Pull out each line of the data that includes the word "handle".
··· Source data ···
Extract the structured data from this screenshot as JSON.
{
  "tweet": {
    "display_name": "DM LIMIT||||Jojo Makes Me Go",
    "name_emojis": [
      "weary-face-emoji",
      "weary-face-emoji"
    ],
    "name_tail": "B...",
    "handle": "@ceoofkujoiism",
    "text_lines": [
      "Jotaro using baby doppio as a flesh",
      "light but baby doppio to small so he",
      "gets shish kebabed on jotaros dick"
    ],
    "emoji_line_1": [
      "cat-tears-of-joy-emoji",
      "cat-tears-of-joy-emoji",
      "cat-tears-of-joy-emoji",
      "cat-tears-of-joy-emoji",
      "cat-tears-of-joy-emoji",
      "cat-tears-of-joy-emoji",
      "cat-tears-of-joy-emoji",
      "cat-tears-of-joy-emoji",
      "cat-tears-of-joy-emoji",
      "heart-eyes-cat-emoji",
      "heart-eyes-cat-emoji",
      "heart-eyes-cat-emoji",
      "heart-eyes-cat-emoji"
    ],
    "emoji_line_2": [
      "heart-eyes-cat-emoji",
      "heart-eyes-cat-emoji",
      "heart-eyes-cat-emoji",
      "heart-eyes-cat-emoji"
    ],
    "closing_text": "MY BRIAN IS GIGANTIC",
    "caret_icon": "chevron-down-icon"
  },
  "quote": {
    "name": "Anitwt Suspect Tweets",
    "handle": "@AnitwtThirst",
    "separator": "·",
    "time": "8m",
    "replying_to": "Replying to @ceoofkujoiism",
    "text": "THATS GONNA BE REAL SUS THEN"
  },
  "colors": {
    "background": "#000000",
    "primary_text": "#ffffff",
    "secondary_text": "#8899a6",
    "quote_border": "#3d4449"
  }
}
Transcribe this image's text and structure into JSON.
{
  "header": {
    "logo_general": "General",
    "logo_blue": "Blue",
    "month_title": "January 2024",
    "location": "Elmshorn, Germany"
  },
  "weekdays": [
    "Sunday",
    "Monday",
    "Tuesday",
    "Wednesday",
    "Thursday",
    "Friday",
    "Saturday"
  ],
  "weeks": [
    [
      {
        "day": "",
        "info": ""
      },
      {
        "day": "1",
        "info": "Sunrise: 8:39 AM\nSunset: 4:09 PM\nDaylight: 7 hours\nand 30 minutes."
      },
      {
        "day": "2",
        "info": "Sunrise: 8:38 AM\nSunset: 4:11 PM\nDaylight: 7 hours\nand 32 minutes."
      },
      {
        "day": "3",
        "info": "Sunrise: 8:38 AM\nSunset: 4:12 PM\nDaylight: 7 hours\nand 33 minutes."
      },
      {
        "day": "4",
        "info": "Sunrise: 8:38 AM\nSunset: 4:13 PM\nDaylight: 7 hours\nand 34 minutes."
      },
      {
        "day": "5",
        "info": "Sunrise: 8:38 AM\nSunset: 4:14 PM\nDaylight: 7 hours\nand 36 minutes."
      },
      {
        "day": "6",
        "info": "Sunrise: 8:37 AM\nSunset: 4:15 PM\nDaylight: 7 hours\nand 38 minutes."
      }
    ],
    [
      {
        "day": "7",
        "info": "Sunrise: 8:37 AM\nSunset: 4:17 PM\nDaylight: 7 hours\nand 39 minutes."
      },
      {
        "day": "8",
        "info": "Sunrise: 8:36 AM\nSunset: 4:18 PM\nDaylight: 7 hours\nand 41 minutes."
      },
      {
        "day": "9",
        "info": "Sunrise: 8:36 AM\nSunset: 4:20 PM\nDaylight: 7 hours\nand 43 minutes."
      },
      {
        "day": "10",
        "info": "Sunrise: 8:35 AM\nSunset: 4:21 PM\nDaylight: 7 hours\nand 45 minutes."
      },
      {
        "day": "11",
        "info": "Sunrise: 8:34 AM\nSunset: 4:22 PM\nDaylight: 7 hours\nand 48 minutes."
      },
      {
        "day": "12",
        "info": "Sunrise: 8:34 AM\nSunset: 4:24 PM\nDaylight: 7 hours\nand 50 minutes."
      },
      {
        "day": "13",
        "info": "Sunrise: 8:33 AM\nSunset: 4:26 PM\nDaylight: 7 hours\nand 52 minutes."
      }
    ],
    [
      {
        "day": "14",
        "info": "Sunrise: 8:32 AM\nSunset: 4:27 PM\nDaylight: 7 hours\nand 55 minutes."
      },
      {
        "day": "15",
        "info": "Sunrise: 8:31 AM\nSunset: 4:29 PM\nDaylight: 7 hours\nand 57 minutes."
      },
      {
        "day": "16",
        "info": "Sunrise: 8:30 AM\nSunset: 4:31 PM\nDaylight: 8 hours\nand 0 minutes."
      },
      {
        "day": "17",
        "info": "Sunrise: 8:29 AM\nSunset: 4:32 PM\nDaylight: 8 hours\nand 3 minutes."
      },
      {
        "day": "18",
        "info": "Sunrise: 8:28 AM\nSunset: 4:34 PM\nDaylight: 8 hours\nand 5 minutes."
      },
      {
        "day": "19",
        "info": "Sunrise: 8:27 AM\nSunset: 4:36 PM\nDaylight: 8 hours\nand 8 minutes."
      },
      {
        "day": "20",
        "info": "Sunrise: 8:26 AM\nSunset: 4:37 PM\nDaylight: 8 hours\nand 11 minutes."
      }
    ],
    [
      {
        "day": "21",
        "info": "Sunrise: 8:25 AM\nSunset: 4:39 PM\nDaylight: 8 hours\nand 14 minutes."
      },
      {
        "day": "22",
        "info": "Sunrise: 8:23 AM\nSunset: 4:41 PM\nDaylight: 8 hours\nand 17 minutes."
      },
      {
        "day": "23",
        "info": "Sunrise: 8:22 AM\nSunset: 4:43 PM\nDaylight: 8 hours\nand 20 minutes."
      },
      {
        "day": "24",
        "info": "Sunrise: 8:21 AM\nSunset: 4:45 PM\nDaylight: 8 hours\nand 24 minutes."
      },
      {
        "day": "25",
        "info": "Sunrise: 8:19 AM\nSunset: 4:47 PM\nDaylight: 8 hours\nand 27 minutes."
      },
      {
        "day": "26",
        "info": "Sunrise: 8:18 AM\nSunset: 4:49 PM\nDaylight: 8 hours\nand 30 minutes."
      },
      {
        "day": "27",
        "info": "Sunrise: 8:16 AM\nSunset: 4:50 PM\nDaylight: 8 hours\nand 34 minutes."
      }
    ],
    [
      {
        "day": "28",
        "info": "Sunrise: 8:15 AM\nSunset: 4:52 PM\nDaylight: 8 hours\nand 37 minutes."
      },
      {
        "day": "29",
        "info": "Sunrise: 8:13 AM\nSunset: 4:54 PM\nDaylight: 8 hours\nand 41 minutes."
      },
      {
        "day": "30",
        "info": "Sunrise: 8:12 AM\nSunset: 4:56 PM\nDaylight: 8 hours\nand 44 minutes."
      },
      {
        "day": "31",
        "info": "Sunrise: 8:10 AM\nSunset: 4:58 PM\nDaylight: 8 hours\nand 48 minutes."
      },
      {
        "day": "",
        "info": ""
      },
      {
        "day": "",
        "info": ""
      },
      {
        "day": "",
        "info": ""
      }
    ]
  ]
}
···
• **Reply to the task**
    "handle": "@ceoofkujoiism",
    "handle": "@AnitwtThirst",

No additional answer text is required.